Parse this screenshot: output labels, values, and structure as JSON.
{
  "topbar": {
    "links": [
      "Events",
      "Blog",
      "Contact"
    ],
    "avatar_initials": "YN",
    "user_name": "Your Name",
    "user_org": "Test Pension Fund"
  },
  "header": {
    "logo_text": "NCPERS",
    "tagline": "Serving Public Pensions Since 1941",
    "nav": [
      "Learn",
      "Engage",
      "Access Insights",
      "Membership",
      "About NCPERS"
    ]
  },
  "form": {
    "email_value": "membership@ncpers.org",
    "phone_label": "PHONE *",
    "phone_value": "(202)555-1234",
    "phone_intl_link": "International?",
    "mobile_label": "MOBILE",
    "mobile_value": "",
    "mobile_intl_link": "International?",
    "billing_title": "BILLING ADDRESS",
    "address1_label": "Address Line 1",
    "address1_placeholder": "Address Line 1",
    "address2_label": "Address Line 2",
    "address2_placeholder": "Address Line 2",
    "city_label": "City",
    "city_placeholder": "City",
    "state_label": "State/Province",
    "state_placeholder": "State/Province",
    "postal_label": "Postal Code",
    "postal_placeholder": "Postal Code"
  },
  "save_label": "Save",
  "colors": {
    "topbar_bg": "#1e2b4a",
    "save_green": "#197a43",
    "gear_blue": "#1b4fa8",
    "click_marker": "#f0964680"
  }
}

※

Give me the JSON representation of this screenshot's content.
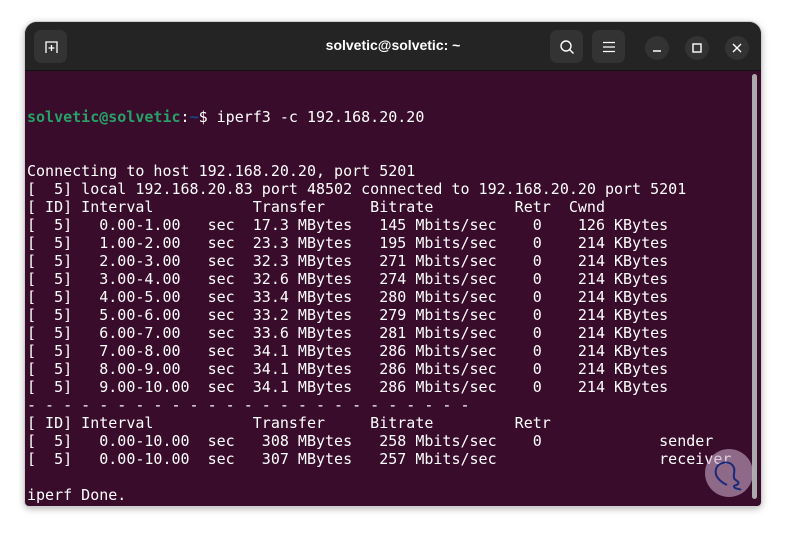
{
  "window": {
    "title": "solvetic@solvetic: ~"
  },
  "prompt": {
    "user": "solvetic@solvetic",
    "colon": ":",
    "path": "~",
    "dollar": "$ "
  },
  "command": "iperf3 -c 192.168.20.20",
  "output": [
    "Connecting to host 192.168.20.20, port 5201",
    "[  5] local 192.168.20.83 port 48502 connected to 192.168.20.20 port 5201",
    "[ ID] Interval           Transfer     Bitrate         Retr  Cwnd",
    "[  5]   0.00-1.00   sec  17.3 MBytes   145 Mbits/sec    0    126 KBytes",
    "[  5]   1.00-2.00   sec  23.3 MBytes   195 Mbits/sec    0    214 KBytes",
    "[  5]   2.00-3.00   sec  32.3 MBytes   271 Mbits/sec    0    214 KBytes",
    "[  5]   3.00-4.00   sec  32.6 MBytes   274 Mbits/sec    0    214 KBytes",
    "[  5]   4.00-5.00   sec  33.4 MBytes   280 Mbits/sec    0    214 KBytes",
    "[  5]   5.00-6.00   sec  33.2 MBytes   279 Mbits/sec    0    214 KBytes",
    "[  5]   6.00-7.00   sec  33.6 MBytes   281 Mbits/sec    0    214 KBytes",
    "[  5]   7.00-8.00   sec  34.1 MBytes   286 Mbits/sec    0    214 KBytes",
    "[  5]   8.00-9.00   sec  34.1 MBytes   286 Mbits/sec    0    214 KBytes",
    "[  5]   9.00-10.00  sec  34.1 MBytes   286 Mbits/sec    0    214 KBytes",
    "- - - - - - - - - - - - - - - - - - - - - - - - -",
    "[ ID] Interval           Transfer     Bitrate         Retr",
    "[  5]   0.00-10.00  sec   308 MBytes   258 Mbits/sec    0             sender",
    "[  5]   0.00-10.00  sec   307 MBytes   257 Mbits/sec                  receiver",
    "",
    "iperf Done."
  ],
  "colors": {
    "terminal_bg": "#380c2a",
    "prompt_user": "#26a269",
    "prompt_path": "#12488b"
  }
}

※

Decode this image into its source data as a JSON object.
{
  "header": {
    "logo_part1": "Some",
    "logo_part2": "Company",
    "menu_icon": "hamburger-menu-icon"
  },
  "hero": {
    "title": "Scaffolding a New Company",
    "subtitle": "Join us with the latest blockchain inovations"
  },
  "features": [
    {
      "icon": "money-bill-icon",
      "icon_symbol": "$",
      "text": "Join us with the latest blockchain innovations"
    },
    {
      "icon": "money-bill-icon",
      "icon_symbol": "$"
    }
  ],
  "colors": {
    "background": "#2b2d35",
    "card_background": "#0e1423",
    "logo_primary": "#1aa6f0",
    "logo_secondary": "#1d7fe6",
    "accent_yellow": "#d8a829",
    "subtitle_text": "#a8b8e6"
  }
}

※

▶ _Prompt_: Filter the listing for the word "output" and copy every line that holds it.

▶ _Solution_:
Parse this screenshot: output labels, values, and structure as JSON.
  "output": [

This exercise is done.